A wedge of light from the hallway fluorescents cuts into his room in the rehab center. There’s no door to block it. No doors means that nurses can flit in like moths if they have to, administering food and water and drugs. I sit outside of the light’s path, next to him. I can’t tell if he’s conscious or not. If he is, his eyes are pointing at a TV set that’s turned off for quiet hours. Who knows what he sees.

He promised a blue Mustang to my brother and me one Christmas, when we were no older than ten. He wasn’t there to promise it to our faces, but he wrote out a note in wobbly black pen on a piece of note paper. He had a friend, he explained, who was going to sell the blue Mustang to him, and then he’d give it to us. I believed that he intended to. Our mom told us not to get our hopes up, and we didn’t.

I smell a false smell of vodka. I’m cycling between holding his hand and using too much hand sanitizer. I’d never known him to like vodka; he’d preferred Budweisers. When we’d worried about the beers, we should’ve been paying more attention to the cigarettes in his shirt pocket.
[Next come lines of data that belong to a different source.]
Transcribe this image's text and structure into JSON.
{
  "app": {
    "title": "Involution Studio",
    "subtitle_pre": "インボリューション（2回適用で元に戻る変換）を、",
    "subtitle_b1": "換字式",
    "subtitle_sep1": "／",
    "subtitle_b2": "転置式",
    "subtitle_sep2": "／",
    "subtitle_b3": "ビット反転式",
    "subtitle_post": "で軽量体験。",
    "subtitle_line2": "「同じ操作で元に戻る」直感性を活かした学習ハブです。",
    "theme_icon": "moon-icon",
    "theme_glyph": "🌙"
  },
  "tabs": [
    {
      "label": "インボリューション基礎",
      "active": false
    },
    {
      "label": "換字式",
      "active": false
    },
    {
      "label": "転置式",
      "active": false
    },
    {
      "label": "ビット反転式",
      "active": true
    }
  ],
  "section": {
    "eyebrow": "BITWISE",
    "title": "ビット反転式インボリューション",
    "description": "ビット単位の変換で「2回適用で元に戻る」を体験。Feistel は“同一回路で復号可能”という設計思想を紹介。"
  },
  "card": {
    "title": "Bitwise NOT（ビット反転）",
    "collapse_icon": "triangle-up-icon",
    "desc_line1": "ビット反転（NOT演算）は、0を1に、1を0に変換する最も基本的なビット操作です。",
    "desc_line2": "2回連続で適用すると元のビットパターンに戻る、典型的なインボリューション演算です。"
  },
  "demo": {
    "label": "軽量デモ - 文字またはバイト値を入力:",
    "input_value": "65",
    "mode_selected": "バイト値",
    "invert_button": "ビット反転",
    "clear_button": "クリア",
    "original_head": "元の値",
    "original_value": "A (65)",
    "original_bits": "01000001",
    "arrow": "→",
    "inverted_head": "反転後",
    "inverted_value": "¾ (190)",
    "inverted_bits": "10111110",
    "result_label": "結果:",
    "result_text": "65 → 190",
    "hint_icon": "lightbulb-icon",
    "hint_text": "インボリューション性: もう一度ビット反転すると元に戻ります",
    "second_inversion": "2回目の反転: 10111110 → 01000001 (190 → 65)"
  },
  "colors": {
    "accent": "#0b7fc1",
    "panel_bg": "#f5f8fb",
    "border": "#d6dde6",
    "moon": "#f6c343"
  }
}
The machine dispensing the sanitizer growls at me as I stick my hand underneath its sensor again.

After I graduated from college, I got a call on a rainy Friday on my way in to work. My dad was sick. I became his proxy. His initial illness led to the discovery of something worse. I got him into Mass General, the best-case scenario. I’d visited him on sunny Saturdays in Boston, watched horror movies with him in his room. I’d pushed him in a wheelchair to the meeting with the specialist, who’d told my dad that if he refused treatment, he’d be dead within a year. He’d refused that treatment thirteen months ago.

I check Facebook, the hotline to Clay. My brother is stationed in England and organizing a flight home with the Red Cross. I’d sent him the rehab center’s number and was waiting for him to call their phone. He wants to speak to our dad before he passes, and I don’t want to see how high the charges will be on my own line. There are no bright red notification badges interrupting the bold blue header of the site. I close the app.

A thin blue curtain hangs between my dad and his neighbor in the room. I hear the other man breathing in his sleep. I hear the calm beeping of machines. I do not hear the ring of the phone at the reception desk. Not yet. So I sit alone and wait out the night.